Biodome Science Museum / Kanva
Text description provided by the architects. Within the international architecture competition held by Montreal’s Space for Life Institution, KANVA’s mandate was to enhance the immersive experience between visitors and the science museum’s distinct ecosystems, as well as to transform the building’s public spaces. In doing so, the team proudly embraced the role that the Biodome plays in sensitizing humans to the intricacies of natural environments, particularly in the current context of climate change and the importance of understanding its effects.
From the onset, KANVA studied the tremendous complexity of the building, a living entity comprised of ecosystems and complex machinery that is critical to supporting life. They realized that any type of intervention would need to be extremely delicate and that a global strategy to the scale of the mandate would require careful coordination and management of numerous micro-interventions.
Every decision required consultations across multiple disciplines, and it became a truly collaborative effort that embraced KANVA’s storyline. From an organizational perspective, KANVA began by targeting spaces that could be transformed in ways that would maximize the value of the building’s architectural heritage. The carving of a new core combined with the demolition of the particularly low ceiling at the entrance of the building allows visitors to appreciate the impressive scale of the existing space. In gutting the existing ceiling, KANVA opened the space skyward to the building’s extraordinary roof, composed of massive skylight panels that infuse an abundance of natural light.

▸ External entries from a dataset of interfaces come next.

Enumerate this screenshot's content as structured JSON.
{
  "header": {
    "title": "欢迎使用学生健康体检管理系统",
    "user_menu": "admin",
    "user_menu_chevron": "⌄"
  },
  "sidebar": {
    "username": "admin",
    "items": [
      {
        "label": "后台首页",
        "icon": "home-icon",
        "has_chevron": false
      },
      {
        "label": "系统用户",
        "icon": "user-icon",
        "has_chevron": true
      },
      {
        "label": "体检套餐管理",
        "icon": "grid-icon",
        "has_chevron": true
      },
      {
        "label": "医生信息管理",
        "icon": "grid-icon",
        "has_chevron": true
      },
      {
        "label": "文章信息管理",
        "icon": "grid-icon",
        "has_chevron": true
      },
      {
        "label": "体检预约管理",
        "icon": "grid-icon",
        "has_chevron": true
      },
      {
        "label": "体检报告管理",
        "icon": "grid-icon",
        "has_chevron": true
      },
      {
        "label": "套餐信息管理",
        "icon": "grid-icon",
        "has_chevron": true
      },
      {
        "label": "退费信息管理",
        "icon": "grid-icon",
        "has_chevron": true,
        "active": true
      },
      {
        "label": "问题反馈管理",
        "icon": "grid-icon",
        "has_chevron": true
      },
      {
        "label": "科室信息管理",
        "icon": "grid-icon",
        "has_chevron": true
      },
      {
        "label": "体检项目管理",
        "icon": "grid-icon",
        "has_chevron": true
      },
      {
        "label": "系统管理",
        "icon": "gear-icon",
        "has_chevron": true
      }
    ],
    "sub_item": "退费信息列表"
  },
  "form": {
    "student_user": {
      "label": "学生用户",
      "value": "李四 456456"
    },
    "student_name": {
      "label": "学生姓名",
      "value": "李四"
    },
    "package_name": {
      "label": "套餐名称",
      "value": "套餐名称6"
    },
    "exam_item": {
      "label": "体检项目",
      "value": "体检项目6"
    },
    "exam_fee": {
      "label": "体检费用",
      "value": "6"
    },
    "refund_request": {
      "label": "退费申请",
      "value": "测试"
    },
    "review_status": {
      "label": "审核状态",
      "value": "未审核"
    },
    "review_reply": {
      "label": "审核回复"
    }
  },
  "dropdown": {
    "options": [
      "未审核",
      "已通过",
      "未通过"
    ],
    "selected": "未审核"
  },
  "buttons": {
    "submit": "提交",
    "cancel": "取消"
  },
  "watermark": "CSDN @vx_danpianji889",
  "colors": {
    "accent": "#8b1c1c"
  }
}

With a massive open space now forming the core between the ecosystems, KANVA parametrically designed a living skin that they could wrap around the ecosystems, and which would serve as a guiding accompaniment to visitors. With exceptionally complicated structural engineering, the installation of the prefabricated pure white, biophilic skin was a monumental task. With no room for error, the skin was curved and stretched around a bowed aluminum structure, using tension, cantilevering, and triangular beams for suspension, and itself anchored to a primary steel structure. Mechanical junctions were also incorporated in order to accommodate a variety of movements and allow for on-site adjustments. The translucent skin harmoniously interacts with the skylights above, with beveled horizons that elicit a sense of calm and infinity.
The new core also amplifies the sensorial experience of visitors transitioning from its pure neutrality to the multi-sensorial discovery of its adjacent ecosystems. Conceptually aiming for a more immersive experience, KANVA focused its attention on soliciting senses, relegating sight to the end of the line behind sound, smell, and touch. From the calming lobby hall, the undulating living skin funnels visitors into a 10-meter tunnel leading to the central core, where their exploration of five ecosystems, including Tropical Rainforest, Laurentian Maple Forest, Gulf of St. Lawrence, Sub-Antarctic Islands, and Labrador Coast, begins.
“We need to reconnect people with the environment, and the Biodome does that in a refreshing way that we are proud to have contributed to,” notes Rami Bebawi, partner at KANVA, and project lead architect. “This project has provided us with six years of invaluable knowledge, preparing us for new and innovative approaches to future projects where architecture becomes a tool to promote and facilitate environmental change.”